Although the crashing defeat of Schröder's Social Democrats last night in the state of North Rhine-Westphalia was hardly unexpected, the event could still have unexpected consequences.
One, certainly, was the chancellor bringing forward the general election from next year to this autumn, but there is an even more profound possibility. Schröder has now lost control of the Bundesrat – the upper house of the German federal parliament – controlling only five seats as opposed to the 11 of 16 that his party controlled in 1999.
Yet, it is in the Bundesrat that the final stage of ratification of the EU constitution must take place, and this is not due until 27 May. To ratify the constitution requires a two-thirds majority vote, which Schröder no longer commands.
The länder are already rebellious about being railroaded into ratifying the constitution – the timetable being set by Schröder, simply to influence the French referendum - and the election defeat gives them the opportunity to make their voices heard.
The House has expressed its concerns about the possible accession of Turkey and is uneasy about the lack of participatory rights of the Bundesrat in EU affairs. It wants to increase its influence ahead of EU decisions on subjects which affect its areas of competence, and also wants the individual right for each region to take EU institutions to the European Court of Justice in the event of a breach of the subsidiary principle.
While it is highly unlikely that the House will actually block ratification, with defeat of Schröder in North Rhine-Westphalia, the CDU/CSU could decide to flex its muscles by delaying the process. That, in turn, could influence the French referendum in a way not anticipated by Schröder, affording the Länder an opportunity to negotiate changes to the EU text - by proxy, so to speak – when or if the French reject the constitution.

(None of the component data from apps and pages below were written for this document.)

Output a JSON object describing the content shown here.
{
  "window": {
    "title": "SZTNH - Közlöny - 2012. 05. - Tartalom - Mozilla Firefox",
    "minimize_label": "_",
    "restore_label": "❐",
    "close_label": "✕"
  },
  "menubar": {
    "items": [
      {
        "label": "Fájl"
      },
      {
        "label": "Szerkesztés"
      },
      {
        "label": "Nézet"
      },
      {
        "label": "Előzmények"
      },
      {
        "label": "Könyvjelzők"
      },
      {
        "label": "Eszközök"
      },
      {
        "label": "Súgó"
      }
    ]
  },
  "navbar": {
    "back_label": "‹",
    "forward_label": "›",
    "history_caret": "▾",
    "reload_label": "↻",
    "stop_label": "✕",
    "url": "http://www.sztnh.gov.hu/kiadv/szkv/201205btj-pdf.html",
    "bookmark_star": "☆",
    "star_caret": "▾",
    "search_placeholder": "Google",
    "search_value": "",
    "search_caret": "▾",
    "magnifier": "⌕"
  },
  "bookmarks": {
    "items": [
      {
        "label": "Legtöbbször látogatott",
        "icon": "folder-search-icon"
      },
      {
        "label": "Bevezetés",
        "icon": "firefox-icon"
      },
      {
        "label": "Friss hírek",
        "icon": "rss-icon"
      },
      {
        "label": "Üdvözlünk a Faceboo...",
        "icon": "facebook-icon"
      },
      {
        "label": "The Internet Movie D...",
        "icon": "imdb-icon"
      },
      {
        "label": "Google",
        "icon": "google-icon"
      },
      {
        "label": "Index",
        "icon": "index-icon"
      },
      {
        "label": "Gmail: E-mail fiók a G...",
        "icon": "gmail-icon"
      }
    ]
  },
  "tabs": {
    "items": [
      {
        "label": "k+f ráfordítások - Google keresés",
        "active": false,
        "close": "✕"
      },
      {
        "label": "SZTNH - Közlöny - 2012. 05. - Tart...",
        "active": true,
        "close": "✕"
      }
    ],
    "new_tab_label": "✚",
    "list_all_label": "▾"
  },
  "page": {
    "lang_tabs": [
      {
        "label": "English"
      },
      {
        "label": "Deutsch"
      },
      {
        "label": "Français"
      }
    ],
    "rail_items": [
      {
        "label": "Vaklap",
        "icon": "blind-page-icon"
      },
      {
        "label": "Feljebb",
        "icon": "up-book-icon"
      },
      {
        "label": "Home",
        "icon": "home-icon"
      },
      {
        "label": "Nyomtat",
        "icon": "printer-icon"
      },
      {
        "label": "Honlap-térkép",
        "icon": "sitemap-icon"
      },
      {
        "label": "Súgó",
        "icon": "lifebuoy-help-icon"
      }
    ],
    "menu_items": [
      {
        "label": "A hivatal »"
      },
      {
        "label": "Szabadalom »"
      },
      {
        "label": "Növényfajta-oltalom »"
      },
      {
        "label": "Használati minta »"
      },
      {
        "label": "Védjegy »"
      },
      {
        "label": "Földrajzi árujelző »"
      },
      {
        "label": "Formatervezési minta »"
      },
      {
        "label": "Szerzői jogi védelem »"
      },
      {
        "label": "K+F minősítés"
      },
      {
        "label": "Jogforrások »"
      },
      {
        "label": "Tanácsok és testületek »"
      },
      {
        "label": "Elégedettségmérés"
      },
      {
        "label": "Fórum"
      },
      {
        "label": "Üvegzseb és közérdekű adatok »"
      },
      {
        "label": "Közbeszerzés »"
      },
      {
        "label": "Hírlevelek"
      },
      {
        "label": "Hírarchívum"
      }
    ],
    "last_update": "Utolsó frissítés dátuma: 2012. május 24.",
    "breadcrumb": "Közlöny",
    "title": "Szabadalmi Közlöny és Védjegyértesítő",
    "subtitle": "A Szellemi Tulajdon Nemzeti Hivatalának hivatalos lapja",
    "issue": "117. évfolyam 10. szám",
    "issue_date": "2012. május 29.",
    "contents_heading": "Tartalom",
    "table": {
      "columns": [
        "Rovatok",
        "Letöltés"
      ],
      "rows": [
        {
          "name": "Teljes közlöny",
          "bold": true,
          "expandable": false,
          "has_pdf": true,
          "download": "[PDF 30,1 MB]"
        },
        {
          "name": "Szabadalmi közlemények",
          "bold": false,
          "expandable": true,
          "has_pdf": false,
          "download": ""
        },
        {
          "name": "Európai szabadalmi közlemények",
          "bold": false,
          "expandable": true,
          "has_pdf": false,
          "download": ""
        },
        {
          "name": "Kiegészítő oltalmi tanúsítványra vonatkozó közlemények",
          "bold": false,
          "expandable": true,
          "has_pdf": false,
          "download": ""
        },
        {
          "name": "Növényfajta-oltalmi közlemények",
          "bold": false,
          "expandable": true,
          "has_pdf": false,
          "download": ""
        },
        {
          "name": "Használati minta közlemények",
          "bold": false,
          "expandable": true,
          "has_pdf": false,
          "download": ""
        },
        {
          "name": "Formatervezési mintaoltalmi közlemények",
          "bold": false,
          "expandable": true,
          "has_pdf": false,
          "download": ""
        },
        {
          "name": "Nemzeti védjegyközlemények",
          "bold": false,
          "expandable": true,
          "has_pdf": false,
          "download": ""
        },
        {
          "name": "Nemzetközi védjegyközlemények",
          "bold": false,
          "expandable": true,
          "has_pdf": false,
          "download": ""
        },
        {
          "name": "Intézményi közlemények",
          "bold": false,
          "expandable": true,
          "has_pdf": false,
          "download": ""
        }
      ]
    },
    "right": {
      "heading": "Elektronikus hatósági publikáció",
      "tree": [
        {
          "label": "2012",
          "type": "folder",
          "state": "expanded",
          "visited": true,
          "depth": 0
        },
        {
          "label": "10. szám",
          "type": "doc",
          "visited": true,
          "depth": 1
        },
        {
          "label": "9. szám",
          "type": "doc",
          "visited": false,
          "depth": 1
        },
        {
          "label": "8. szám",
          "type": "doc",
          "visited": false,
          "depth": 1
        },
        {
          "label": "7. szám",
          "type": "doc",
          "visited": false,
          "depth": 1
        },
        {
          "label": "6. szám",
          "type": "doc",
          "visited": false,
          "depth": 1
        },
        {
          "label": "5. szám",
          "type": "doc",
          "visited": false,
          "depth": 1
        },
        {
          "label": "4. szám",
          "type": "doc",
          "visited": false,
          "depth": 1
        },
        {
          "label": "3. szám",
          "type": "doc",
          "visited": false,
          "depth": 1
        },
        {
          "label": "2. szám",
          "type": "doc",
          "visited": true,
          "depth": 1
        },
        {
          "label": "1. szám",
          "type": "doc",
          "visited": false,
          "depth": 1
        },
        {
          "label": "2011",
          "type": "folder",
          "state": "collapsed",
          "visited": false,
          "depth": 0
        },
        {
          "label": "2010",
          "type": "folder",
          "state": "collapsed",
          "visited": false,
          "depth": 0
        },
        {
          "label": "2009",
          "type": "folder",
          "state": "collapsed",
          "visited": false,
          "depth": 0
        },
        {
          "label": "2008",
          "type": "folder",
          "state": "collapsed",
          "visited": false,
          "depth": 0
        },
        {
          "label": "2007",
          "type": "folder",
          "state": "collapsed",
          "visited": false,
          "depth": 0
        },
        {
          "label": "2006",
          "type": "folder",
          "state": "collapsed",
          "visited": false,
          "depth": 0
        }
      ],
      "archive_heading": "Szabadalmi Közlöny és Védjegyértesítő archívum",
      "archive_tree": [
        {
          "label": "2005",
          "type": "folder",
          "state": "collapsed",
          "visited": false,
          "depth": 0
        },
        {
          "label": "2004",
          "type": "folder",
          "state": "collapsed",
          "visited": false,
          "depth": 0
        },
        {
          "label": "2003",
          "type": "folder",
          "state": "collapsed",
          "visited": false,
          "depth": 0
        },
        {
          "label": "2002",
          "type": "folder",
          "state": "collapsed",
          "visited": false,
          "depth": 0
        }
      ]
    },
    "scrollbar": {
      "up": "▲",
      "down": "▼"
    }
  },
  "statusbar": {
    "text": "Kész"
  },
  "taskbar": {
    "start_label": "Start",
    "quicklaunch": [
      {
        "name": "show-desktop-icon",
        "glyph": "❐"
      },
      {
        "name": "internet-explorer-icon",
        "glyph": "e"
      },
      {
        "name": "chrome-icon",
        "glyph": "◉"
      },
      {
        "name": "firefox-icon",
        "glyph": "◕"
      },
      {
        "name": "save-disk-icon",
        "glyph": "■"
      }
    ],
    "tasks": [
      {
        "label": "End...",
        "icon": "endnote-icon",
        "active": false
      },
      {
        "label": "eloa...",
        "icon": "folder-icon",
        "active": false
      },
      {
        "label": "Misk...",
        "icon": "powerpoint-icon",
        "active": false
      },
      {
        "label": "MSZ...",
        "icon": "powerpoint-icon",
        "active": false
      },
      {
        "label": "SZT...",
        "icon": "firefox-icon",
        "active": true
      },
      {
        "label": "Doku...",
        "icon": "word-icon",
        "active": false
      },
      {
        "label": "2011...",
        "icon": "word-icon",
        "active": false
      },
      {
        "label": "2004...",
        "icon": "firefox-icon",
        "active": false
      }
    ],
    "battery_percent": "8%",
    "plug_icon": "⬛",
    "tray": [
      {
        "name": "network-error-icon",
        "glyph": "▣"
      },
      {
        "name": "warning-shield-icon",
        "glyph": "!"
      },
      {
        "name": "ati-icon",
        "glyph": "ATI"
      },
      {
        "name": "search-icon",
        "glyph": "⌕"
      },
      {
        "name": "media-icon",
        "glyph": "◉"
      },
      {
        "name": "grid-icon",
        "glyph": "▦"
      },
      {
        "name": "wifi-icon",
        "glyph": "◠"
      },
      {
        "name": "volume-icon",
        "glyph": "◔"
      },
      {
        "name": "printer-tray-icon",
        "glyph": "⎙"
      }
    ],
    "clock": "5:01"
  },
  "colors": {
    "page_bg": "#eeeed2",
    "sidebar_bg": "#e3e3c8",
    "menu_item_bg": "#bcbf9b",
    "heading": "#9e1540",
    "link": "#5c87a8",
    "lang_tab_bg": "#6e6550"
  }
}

In that event, we could be seeing another example of the rat leaving the sinking ship – the Bundesrat.